European Parliament Told Split Site Damages Climate
STRASBOURG, France, April 26, 2007 (ENS) - As the European Parliament Wednesday established a new climate change committee to develop policy options for the 27 member European Union, a new report was released documenting how the Parliament's own setup - with two locations and alternate meetings in Brussels and Strasbourg - is damaging the climate.
The new 60 member committee will start work May 10. It will draft proposals for a future climate change policy to be integrated across all EU member states and an EU negotiating position for climate policy after 2012, when the Kyoto Protocol expires.
The EU is legally bound to meet the Kyoto target of reducing greenhouse gas emissions an average of 5.2 percent below 1990 levels by 2012.
With the Kyoto Protocol's targets due to expire in 2012, European Environment Commissioner Stavros Dimas welcomed the formation of the new committee. He underlined the urgent need to launch international negotiations on a new global agreement to combat climate change at the next UN ministerial conference on climate change in December.
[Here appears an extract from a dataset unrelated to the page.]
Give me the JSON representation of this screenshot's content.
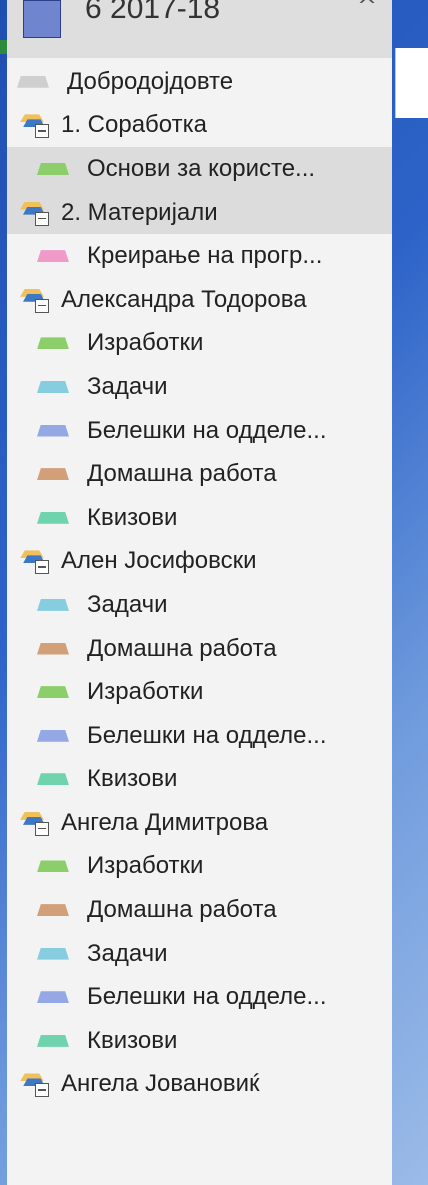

Dimas said the new panel could play a role in encouraging third countries, particularly the United States, to take action to tackle climate change. It could be very helpful in raising awareness and in pushing climate change to the top of the international agenda, he said.
The committee will hold hearings with the parliaments and governments of the member states and third countries, the European institutions and international organizations, as well as representatives of the scientific community, business and civil society, including the networks of local and regional authorities.
The powers of the European Parliament’s standing committees on climate change remain in place while the temporary committee can recommend measures or initiatives.
The committee will draw up an inventory of recent advances and future prospects in combating climate change and study their environmental, legal, economic, social, geopolitical, regional and public health impact. The committee also will analyze and evaluate the application of existing EU climate legislation.
The first study of the climate change impacts of having two seats, warns that at a cost of more than €200 million euros and 20,268 metric tons of additional carbon dioxide emissions every year - more than some countries - such practice is damaging the environment and undermining EU efforts to cut CO2 emissions by 20 percent by 2020.
Based on "best case" data and estimates provided by the EU itself, the report includes only transport and energy emissions without examining other impacts. It projects that actual emissions are likely to be far higher, possibly in the region of 30,000 metric tons.
"The European Parliament is set to vote today to constitute a temporary committee on climate change," said Lambert on Wednesday. "Before we start throwing stones however, we should make sure that our own house or houses are in order."
Lambert and Lucas called on the EU to "put its own house in order" and end the "travelling circus" that sees 2,000 parliamentary staff and interpreters, nearly 1,000 assistants, journalists and lobbyists, 785 MEPs and 15 truck loads of trunks and documents relocated every month.
The study, researched by Professor of Sustainable Transport John Whitelegg of the Stockholm Environment Institute at the University of York, totals the extra carbon emissions generated every month by MEPs, staff, journalists and visitors travelling from Brussels to Strasbourg and back, the carbon costs of freight between the two sites, and the energy needed to maintain the two Parliament buildings.
The study reports that ending the Strasbourg parliamentary sessions would cut the need at a stroke for 2,650 offices, a debating chamber and nearly 50 conference rooms, most with full translation facilities. That could cut emissions by 3,928 tonnes of CO2 just in electricity and gas alone.
"This anachronistic arrangement is completely unnecessary and undermines the credibility of the EU in positioning itself as the leader in the global fight against climate change," she said.
Lambert said, "Strasbourg is a historic city that has symbolized post-war reconciliation but the European Parliament's Strasbourg seat has come to represent all that is wrong with the EU."
"Now we have evidence of the environmental damage it represents," said Lambert. "How much longer will EU heads of state and government bury their heads in the sand and refuse to end this ridiculous arrangement, which a clear majority of EU citizens and MEPs oppose?"
The Green MEPs suggest that the Parliament implement energy saving measures and a much greater use of video conferencing, update the EU's car fleet to make it more climate-friendly, and switch to a green energy provider.